(Items from an interface collection)
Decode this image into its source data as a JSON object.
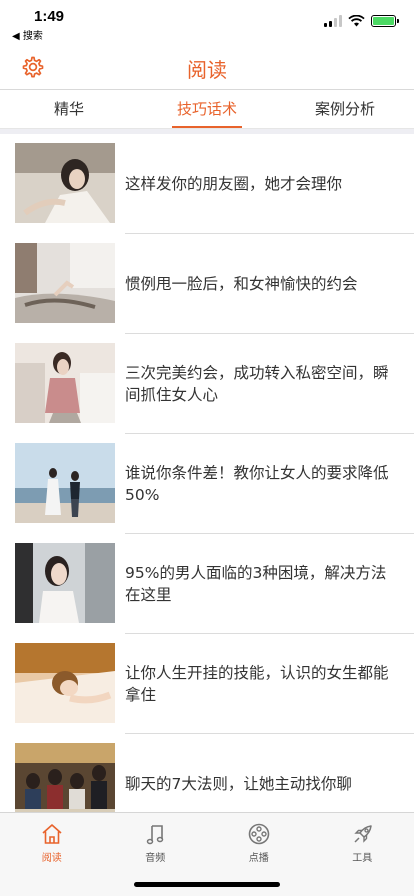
{
  "status_bar": {
    "time": "1:49",
    "back_label": "◀ 搜索"
  },
  "header": {
    "title": "阅读",
    "settings_icon": "gear-icon"
  },
  "accent_color": "#e8632c",
  "tabs": [
    {
      "label": "精华",
      "active": false
    },
    {
      "label": "技巧话术",
      "active": true
    },
    {
      "label": "案例分析",
      "active": false
    }
  ],
  "articles": [
    {
      "title": "这样发你的朋友圈，她才会理你"
    },
    {
      "title": "惯例甩一脸后，和女神愉快的约会"
    },
    {
      "title": "三次完美约会，成功转入私密空间，瞬间抓住女人心"
    },
    {
      "title": "谁说你条件差！教你让女人的要求降低50%"
    },
    {
      "title": "95%的男人面临的3种困境，解决方法在这里"
    },
    {
      "title": "让你人生开挂的技能，认识的女生都能拿住"
    },
    {
      "title": "聊天的7大法则，让她主动找你聊"
    }
  ],
  "bottom_nav": [
    {
      "label": "阅读",
      "icon": "home-icon",
      "active": true
    },
    {
      "label": "音频",
      "icon": "music-note-icon",
      "active": false
    },
    {
      "label": "点播",
      "icon": "film-reel-icon",
      "active": false
    },
    {
      "label": "工具",
      "icon": "rocket-icon",
      "active": false
    }
  ]
}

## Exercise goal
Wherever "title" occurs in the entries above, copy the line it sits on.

## Output of the task
    "title": "阅读",
      "title": "这样发你的朋友圈，她才会理你"
      "title": "惯例甩一脸后，和女神愉快的约会"
      "title": "三次完美约会，成功转入私密空间，瞬间抓住女人心"
      "title": "谁说你条件差！教你让女人的要求降低50%"
      "title": "95%的男人面临的3种困境，解决方法在这里"
      "title": "让你人生开挂的技能，认识的女生都能拿住"
      "title": "聊天的7大法则，让她主动找你聊"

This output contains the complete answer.